– Everyone was really upbeat about to discover the many good things that happened to the country. Everyone around me was filled with an optimistic feeling that we would not repeat the same mistakes that other African countries had done, Aaron Behane that in the years after independence was chief editor of Eritrea’s largest newspaper, told BBC News in an previous interview.

Absolutely special atmosphere

Like other newly independent countries were Eritrea filled with hope for the future. The American journalist Michela Wrong has written the book ”I Did not Do it for You” on the Eritrean liberation struggle.

She has previously told BBC News:

– There was this absolutely wonderful atmosphere in Asmara. People came back after many years in exile. People had money, and everyone was talking about this amazing place without corruption, that would not be dependent on outside help. It was really something new to visit Eritrea in the early 1990s.

But the bright outlook remains on the horizon for the Eritrean people, who for 30 years had fought a uphill battle against Ethiopia’s overwhelming superiority. And won.

For Eritrea’s new president, Isaias Afwerki, the war against Ethiopia never connected.

Therefore, all the country’s inhabitants serve military service. It lasts longer and longer. Eventually, war breaks against the neighbor again beyond a small piece of land does not matter.

Al focus on New York

Criticism rains down upon the president from war-weary residents in Eritrea.
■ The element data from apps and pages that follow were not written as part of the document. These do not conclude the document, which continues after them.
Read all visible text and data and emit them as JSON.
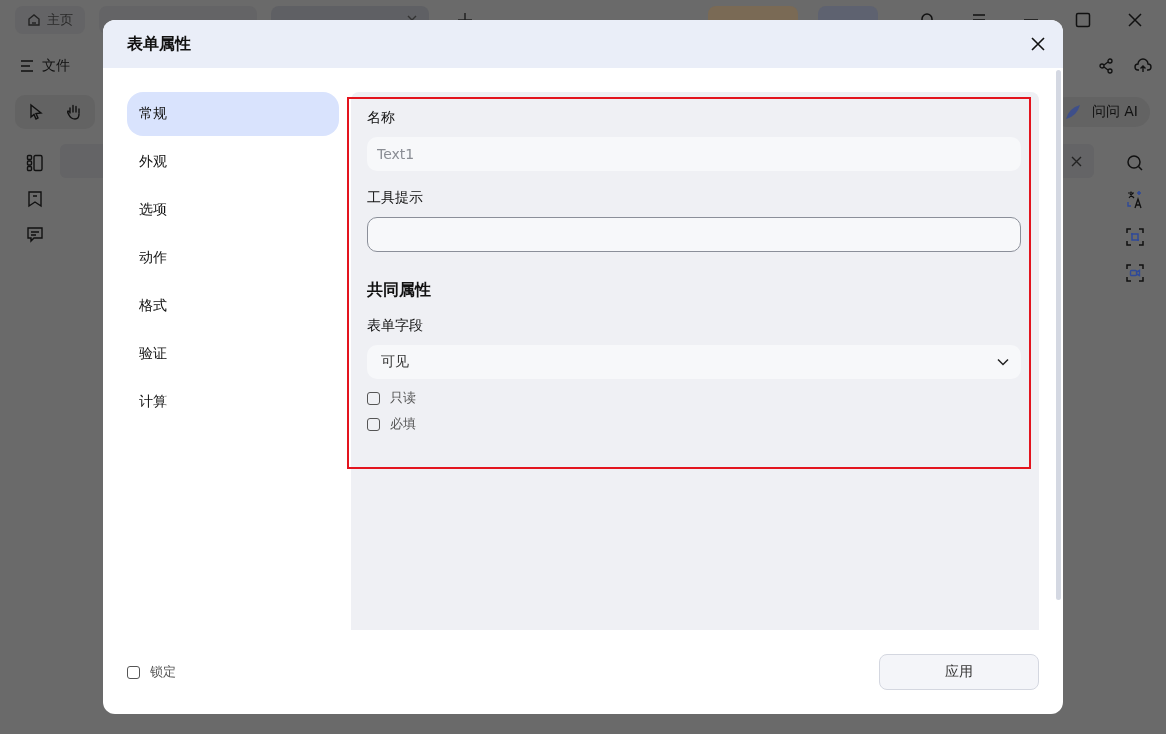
{
  "app": {
    "tabs": [
      {
        "label": "主页",
        "kind": "home",
        "selected": false
      },
      {
        "kind": "doc",
        "selected": false
      },
      {
        "kind": "doc",
        "selected": true
      }
    ],
    "menu": "文件",
    "ai_button": "问问 AI"
  },
  "dialog": {
    "title": "表单属性",
    "nav": [
      {
        "label": "常规",
        "selected": true
      },
      {
        "label": "外观",
        "selected": false
      },
      {
        "label": "选项",
        "selected": false
      },
      {
        "label": "动作",
        "selected": false
      },
      {
        "label": "格式",
        "selected": false
      },
      {
        "label": "验证",
        "selected": false
      },
      {
        "label": "计算",
        "selected": false
      }
    ],
    "fields": [
      {
        "label": "名称",
        "value": "Text1",
        "disabled": true
      },
      {
        "label": "工具提示",
        "disabled": false
      }
    ],
    "section_title": "共同属性",
    "form_field": {
      "label": "表单字段",
      "value": "可见"
    },
    "checkboxes": [
      {
        "label": "只读",
        "checked": false
      },
      {
        "label": "必填",
        "checked": false
      }
    ],
    "lock": {
      "label": "锁定",
      "checked": false
    },
    "apply_button": "应用"
  }
}
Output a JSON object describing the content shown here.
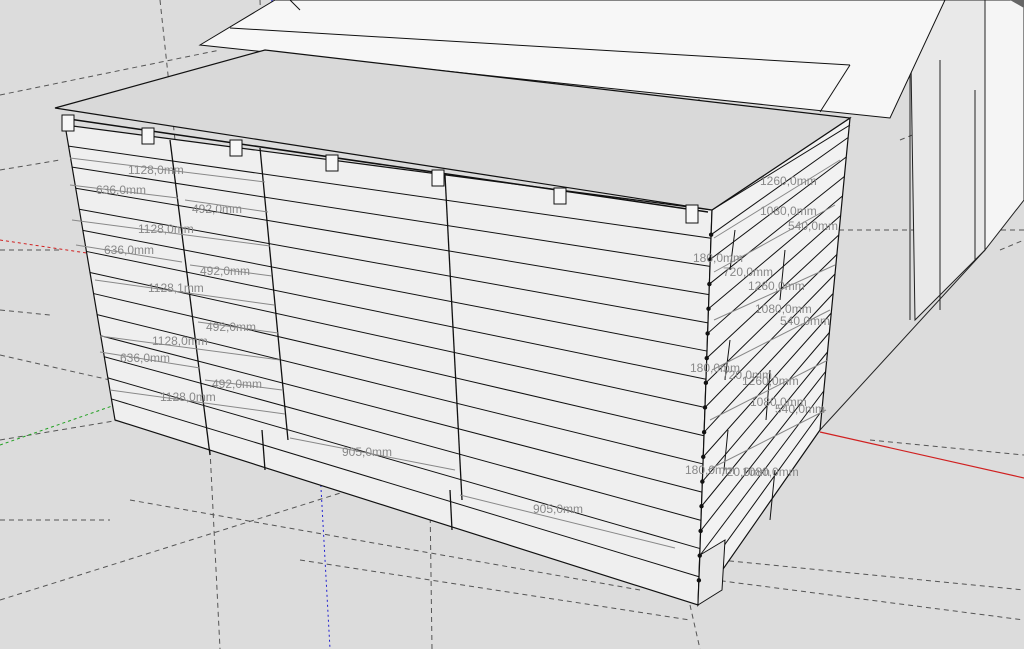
{
  "viewport": {
    "background": "#dcdcdc",
    "axis_colors": {
      "red": "#d02020",
      "green": "#20a020",
      "blue": "#2020d0"
    }
  },
  "dimensions": {
    "front_left": [
      "1128,0mm",
      "636,0mm",
      "492,0mm",
      "1128,0mm",
      "636,0mm",
      "492,0mm",
      "1128,1mm",
      "492,0mm",
      "1128,0mm",
      "636,0mm",
      "492,0mm",
      "1128,0mm"
    ],
    "front_lower": [
      "905,0mm",
      "905,0mm"
    ],
    "side": [
      "1260,0mm",
      "1080,0mm",
      "540,0mm",
      "180,0mm",
      "720,0mm",
      "1260,0mm",
      "1080,0mm",
      "540,0mm",
      "180,0mm",
      "720,0mm",
      "1260,0mm",
      "1080,0mm",
      "540,0mm",
      "180,0mm",
      "720,0mm",
      "1080,0mm"
    ]
  }
}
It culminates with an open letter in the country’s newspapers from 15 prominent politicians. And then bother the president no longer be the leader in a country with free press and open debate.

Just 12 days after the attack on the World Trade Center, while the world’s eyes are on New York beats the authorities in Eritrea. The former chief editor of Eritrea’s largest newspaper remembers the day.
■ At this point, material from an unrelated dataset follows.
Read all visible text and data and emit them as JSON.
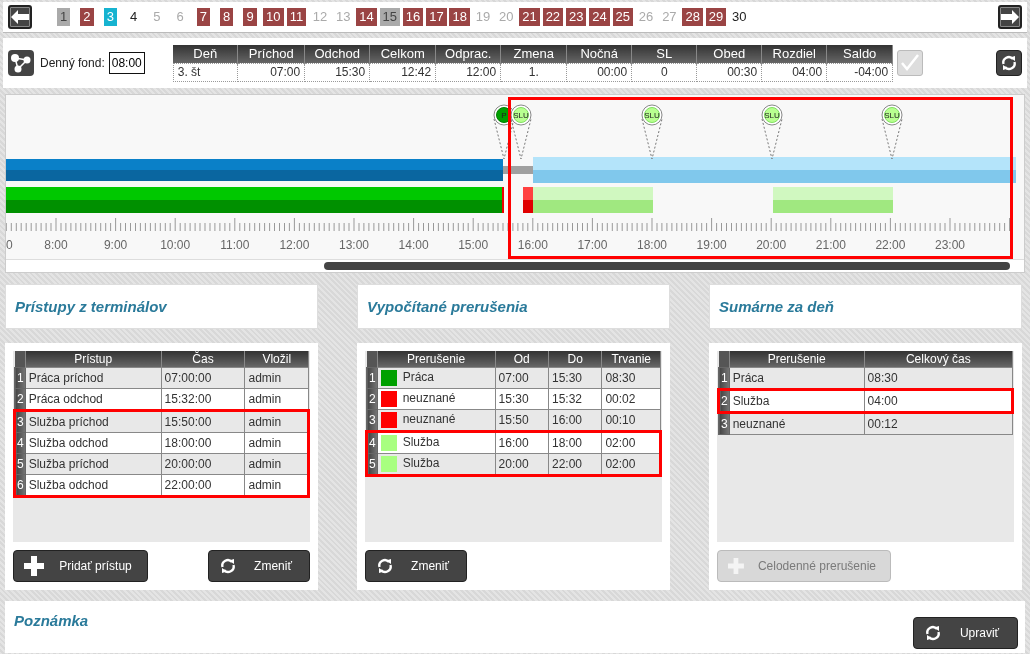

– They came to arrest me, so I had to flee. But all my colleagues were arrested. I am one of the only Eritrean journalists who were lucky to get away, have Aaron Behane told from his exile in Canada.

One of the arrested journalists was the Swedish-Eritrean Dawit Isaak, who was taken back to his country to help with reconstruction.

Since then there has been no official message from the Eritrean authorities about what has become of Dawit Isaak.

Today, Eritrea number 179 on Reporters without Borders list of countries the press. It is at the bottom, just below North Korea and Turkmenistan.

Military service without limit

Today this conscription in Eritrea for all under 50 years – almost without exception – and has no fixed length. Military service can last forever.

The first survey of conscription impact on the population is made by Professor Gaim Kibreab from South Bank University in London.

The same professor as Friday, according to Berlingske withdrew its opinions to the Immigration Service’s controversial report back.

Also read the Experts: Rigging in Danish asylum report

In the study, he interviewed 215 former conscripts. They had an average serving six and a half years of ”slavery”. Many more than twice as long before they had managed to escape.

The country emptied of young

The prospect of unlimited military service has received large parts of Eritrea’s youth to flee.

Spokesman for the UN refugee agency, UNHCR, Adrian Edwards said on November 14 that it manages some 2,000 Eritreans a month to leave the country via Sudan and Ethiopia.

In October, the figure, however, is as high as 5000. At the same time, he says that there has been a tripling of the number of Eritrean asylum seekers in European countries in the first ten months of 2014. The majority of them have sought asylum in Sweden and Germany.

90 percent of those who leave Eritrea, is between 18 and 24. Its future is about to leave it.